[Instructions to follow] Return every line from the records below in which the word "title" is found.

[Dataset records]
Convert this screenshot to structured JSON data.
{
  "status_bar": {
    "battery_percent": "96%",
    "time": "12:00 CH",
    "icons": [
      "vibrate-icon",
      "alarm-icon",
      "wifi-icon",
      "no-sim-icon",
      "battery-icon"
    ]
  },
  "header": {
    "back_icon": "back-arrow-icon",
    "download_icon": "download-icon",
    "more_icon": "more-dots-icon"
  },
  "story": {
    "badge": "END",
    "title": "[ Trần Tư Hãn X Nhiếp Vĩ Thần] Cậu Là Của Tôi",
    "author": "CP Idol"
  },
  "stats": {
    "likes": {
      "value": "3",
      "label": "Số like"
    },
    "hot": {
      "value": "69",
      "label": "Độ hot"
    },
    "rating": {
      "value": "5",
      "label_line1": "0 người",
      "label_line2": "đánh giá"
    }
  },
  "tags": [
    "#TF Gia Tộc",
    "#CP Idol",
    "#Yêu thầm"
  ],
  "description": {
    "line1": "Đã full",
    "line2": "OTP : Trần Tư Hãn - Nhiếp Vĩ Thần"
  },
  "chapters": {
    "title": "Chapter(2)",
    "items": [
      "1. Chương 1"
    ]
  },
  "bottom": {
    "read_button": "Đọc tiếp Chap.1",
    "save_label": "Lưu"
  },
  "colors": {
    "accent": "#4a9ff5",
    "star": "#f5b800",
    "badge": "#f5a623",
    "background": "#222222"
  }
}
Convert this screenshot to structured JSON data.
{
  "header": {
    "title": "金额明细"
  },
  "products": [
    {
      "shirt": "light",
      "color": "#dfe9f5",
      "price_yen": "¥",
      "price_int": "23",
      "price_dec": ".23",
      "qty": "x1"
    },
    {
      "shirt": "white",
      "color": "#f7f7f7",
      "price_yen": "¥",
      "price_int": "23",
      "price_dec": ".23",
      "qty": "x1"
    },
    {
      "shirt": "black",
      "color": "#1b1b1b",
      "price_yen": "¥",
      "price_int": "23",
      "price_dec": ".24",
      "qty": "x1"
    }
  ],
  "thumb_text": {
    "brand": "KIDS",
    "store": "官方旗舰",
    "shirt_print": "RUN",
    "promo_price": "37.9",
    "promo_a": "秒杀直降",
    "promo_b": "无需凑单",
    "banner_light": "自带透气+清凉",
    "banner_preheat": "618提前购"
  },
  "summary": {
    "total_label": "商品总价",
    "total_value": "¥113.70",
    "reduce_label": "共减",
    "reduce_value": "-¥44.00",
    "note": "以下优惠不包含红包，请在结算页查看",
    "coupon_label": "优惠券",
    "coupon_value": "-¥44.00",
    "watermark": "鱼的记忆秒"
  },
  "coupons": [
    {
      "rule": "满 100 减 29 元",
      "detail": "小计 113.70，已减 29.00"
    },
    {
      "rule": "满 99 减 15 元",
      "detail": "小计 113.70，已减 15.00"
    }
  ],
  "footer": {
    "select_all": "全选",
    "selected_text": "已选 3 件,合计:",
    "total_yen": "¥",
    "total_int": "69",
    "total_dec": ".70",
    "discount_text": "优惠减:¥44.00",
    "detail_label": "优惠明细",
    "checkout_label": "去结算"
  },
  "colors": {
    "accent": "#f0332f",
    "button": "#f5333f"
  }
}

[Answer]
    "title": "[ Trần Tư Hãn X Nhiếp Vĩ Thần] Cậu Là Của Tôi",
    "title": "Chapter(2)",
    "title": "金额明细"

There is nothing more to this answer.